**Task prompt**
Search the material for lines containing the word "times", and copy each one.

**Supplied records**

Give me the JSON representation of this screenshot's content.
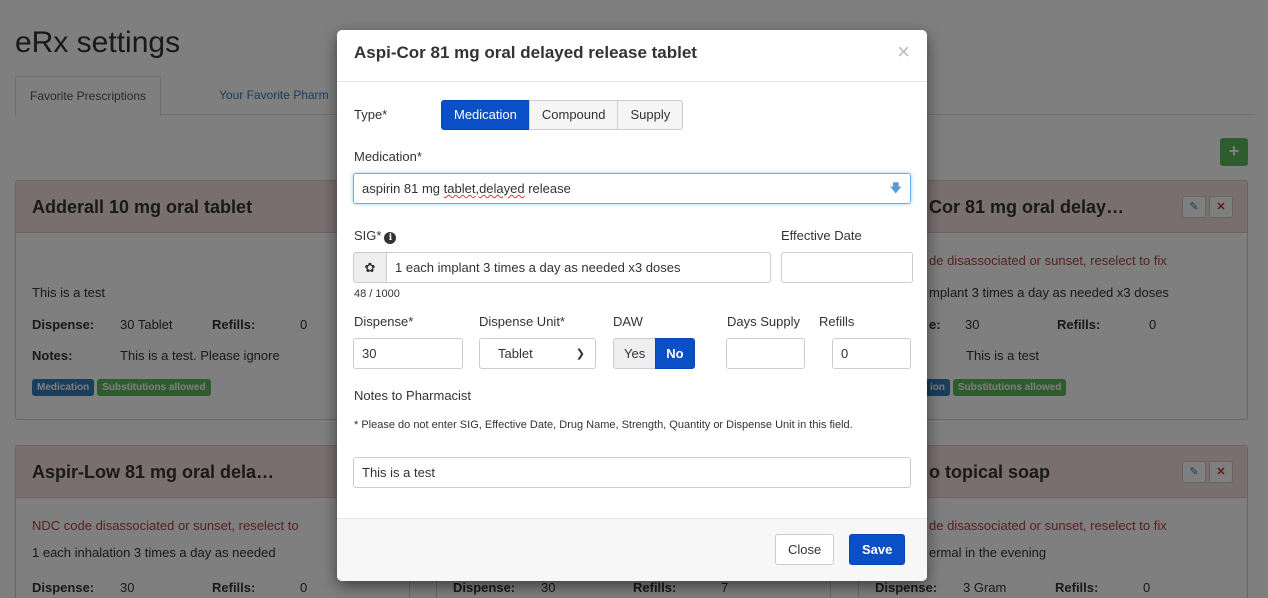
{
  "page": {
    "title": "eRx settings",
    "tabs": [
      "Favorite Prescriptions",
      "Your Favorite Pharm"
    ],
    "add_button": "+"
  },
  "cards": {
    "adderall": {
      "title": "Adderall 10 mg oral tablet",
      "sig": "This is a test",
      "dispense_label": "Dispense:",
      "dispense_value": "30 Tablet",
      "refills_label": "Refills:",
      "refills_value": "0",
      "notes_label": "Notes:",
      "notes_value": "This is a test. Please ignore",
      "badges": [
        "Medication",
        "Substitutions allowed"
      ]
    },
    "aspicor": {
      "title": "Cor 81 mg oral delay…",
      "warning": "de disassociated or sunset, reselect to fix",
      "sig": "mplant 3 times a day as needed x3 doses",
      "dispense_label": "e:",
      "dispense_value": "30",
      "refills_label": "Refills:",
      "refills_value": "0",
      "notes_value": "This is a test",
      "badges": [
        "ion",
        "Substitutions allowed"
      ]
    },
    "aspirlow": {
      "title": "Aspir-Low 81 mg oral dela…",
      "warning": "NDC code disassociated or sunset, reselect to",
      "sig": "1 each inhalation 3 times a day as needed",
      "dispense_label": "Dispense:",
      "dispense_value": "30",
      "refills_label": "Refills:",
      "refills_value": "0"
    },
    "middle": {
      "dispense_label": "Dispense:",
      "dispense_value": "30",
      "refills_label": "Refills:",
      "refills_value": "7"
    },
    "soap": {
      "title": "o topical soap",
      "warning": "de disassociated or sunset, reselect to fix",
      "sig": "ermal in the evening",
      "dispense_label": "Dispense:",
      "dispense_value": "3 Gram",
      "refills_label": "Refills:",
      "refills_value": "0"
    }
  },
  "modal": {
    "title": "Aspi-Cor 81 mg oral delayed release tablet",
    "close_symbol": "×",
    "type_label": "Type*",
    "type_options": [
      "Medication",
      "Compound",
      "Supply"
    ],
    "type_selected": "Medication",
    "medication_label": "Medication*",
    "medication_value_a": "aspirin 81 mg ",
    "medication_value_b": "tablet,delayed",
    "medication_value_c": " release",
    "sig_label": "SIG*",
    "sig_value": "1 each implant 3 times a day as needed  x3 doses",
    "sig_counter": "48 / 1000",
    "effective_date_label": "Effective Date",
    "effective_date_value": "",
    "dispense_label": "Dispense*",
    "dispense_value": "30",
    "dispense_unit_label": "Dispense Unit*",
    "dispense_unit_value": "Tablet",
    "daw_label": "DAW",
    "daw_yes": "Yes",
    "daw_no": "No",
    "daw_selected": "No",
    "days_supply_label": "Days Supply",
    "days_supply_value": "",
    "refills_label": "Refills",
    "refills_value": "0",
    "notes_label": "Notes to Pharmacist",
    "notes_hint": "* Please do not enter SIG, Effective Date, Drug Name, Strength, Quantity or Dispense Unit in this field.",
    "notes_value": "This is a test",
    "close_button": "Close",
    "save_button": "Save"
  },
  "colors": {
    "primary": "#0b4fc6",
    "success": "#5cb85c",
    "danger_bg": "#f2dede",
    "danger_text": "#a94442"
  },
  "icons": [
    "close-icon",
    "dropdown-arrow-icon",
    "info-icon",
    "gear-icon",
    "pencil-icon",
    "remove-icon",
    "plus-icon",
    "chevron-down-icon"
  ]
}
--
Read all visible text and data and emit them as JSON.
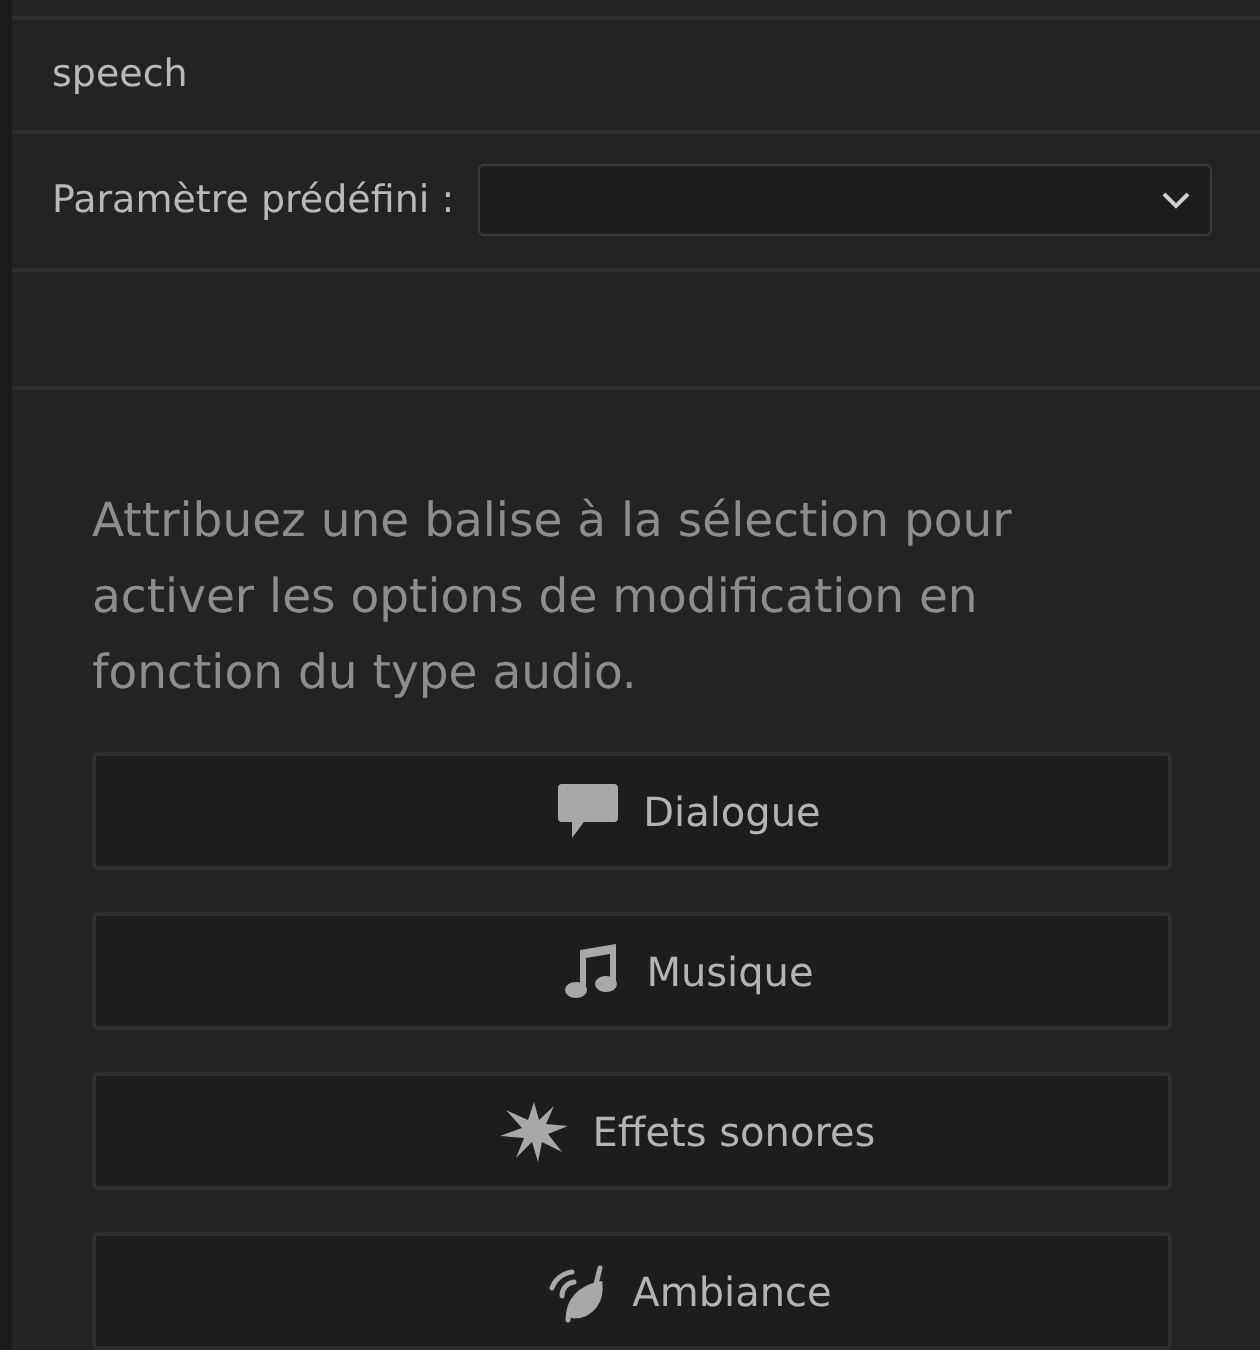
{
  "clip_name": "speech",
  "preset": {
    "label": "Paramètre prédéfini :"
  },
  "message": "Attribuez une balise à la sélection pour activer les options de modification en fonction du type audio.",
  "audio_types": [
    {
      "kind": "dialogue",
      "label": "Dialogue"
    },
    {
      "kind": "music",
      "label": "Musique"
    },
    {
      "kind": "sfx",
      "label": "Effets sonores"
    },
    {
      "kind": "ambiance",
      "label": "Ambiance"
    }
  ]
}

**Exercise answer**
      "sig": "mplant 3 times a day as needed x3 doses",
      "sig": "1 each inhalation 3 times a day as needed",
    "sig_value": "1 each implant 3 times a day as needed  x3 doses",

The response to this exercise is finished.